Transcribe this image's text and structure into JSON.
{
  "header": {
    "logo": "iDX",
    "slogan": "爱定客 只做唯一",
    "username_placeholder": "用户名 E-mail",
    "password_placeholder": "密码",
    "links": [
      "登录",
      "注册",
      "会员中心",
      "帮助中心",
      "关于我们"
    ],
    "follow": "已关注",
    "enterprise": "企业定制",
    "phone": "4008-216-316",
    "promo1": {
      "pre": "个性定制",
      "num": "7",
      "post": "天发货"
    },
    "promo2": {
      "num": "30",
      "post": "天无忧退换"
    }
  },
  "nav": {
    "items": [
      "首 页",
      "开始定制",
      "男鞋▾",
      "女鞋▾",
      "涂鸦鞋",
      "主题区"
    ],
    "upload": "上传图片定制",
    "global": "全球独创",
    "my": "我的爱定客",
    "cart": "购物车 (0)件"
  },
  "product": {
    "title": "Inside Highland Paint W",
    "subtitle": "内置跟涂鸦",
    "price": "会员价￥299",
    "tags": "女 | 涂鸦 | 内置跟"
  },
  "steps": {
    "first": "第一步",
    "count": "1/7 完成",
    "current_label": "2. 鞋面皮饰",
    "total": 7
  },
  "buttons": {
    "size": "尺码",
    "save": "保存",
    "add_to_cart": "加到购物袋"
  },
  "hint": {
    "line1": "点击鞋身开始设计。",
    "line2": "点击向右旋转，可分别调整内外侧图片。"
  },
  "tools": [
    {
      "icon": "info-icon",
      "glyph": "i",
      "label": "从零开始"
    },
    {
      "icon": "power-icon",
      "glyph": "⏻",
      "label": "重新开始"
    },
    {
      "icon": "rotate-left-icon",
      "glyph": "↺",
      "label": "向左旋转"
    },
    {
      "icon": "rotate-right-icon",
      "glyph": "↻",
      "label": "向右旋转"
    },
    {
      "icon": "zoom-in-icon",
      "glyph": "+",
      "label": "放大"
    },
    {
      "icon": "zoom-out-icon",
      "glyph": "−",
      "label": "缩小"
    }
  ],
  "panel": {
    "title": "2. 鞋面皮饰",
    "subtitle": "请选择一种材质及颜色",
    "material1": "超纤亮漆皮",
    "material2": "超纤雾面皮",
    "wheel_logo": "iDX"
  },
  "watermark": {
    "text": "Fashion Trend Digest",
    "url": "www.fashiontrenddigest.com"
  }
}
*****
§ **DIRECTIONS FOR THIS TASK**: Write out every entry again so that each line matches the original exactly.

§ **SOLUTION**:
Transcribe this image's text and structure into JSON.
{
  "header": {
    "logo": "iDX",
    "slogan": "爱定客 只做唯一",
    "username_placeholder": "用户名 E-mail",
    "password_placeholder": "密码",
    "links": [
      "登录",
      "注册",
      "会员中心",
      "帮助中心",
      "关于我们"
    ],
    "follow": "已关注",
    "enterprise": "企业定制",
    "phone": "4008-216-316",
    "promo1": {
      "pre": "个性定制",
      "num": "7",
      "post": "天发货"
    },
    "promo2": {
      "num": "30",
      "post": "天无忧退换"
    }
  },
  "nav": {
    "items": [
      "首 页",
      "开始定制",
      "男鞋▾",
      "女鞋▾",
      "涂鸦鞋",
      "主题区"
    ],
    "upload": "上传图片定制",
    "global": "全球独创",
    "my": "我的爱定客",
    "cart": "购物车 (0)件"
  },
  "product": {
    "title": "Inside Highland Paint W",
    "subtitle": "内置跟涂鸦",
    "price": "会员价￥299",
    "tags": "女 | 涂鸦 | 内置跟"
  },
  "steps": {
    "first": "第一步",
    "count": "1/7 完成",
    "current_label": "2. 鞋面皮饰",
    "total": 7
  },
  "buttons": {
    "size": "尺码",
    "save": "保存",
    "add_to_cart": "加到购物袋"
  },
  "hint": {
    "line1": "点击鞋身开始设计。",
    "line2": "点击向右旋转，可分别调整内外侧图片。"
  },
  "tools": [
    {
      "icon": "info-icon",
      "glyph": "i",
      "label": "从零开始"
    },
    {
      "icon": "power-icon",
      "glyph": "⏻",
      "label": "重新开始"
    },
    {
      "icon": "rotate-left-icon",
      "glyph": "↺",
      "label": "向左旋转"
    },
    {
      "icon": "rotate-right-icon",
      "glyph": "↻",
      "label": "向右旋转"
    },
    {
      "icon": "zoom-in-icon",
      "glyph": "+",
      "label": "放大"
    },
    {
      "icon": "zoom-out-icon",
      "glyph": "−",
      "label": "缩小"
    }
  ],
  "panel": {
    "title": "2. 鞋面皮饰",
    "subtitle": "请选择一种材质及颜色",
    "material1": "超纤亮漆皮",
    "material2": "超纤雾面皮",
    "wheel_logo": "iDX"
  },
  "watermark": {
    "text": "Fashion Trend Digest",
    "url": "www.fashiontrenddigest.com"
  }
}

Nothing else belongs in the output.